I have this day voluntarily enlisted myself as a soldier in the American Continental Army for one year, unless sooner discharged, and do bind myself to conform in all instances to such rules and
regulations as are or shall be established for the government of the said army.”
--Early enlistment form for Continental Army recruits
Out of Many, OneIn 1761 Henry Livingston was born in Antrim, Ireland. He claimed to have arrivedin the colonies the first year of the American Revolution. Some members of his familysettled in Frederick County, Maryland. To Frederick and neighboring counties, familiesof Carmacks, Fraziers, and Vaughans also came. The prominent Gist family, known toGeorge Washington, was nearby in Baltimore.

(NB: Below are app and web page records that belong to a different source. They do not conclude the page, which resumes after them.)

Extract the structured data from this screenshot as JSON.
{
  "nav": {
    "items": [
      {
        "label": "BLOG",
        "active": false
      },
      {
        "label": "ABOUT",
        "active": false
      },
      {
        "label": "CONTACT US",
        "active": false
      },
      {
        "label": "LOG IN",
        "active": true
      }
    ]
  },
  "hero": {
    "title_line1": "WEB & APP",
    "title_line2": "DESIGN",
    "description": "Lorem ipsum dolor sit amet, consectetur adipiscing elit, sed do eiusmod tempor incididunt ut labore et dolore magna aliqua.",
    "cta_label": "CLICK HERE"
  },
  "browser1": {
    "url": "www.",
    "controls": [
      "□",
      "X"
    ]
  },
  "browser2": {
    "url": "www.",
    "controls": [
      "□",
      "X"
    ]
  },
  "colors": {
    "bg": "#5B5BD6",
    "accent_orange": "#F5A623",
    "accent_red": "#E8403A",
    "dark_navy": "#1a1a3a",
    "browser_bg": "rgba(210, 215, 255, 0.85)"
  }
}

George Washington lived a stone‘s
throw across the Potomac at Mt. Vernon. Beginning in 1776, members of theseneighboring families would be joined together in a war against their King and his Toryfollowing. From New England to Georgia their soldier husbands, brothers, fathers andsons would serve side by side in the war under Generals George Washington, HenryKnox, and Nathanael Greene, and under lower officers Charles Harrison, JohnEcclestron and William Brown. John Vaughan and Robert Livingston served in aMaryland Artillery unit under Captain Brown and Colonel Harrison. These men ofsouthern Maryland banded together in war, the sons and daughters of their familieslater married each other and raised families, and after the war some of them movedwest together into a free land of opportunity that they had helped create. Their bondwas strong and lasting. Two Carmacks, witnesses to the 1841 will of John Vaughan,were by the side of their good friend in Hawkins County, Tennessee till the day he died.As Virginians joined the fight, the names of Helton, Midkiff, Church, Christian,and more Vaughans appeared on Revolutionary muster rolls, and when age carriedtheir tired, worn, and wounded bodies into the nineteenth century some of these oldsoldiers also settled with their families in Hawkins County. Most of these Virginians hadsoldiered there during the war, before Tennessee was a state.From Pennsylvania, Kentucky, and the Carolinas other rebels with names likeChaney, Sutton, McFadden, and Loudermilk enlisted. These men were from familieswho had come to America from Ireland, France, and Germany, and there were othersenlisting who were born to Cherokee natives who were already here when these folksarrived. But in 1776
English, or not--they were all subjected to English rule
eventhose who hailed from the natives.One day, long after the war, the American descendants of many of these brave,free spirited colonists who fought against imperial tyranny would be joined together asVaughans and Vaughans-in-law, forming American families who enjoyed the freedomsfor which their ancestors proudly fought. Some of the war stories of these ancestors--told when they were aged veterans--are recorded and are told here. Their documents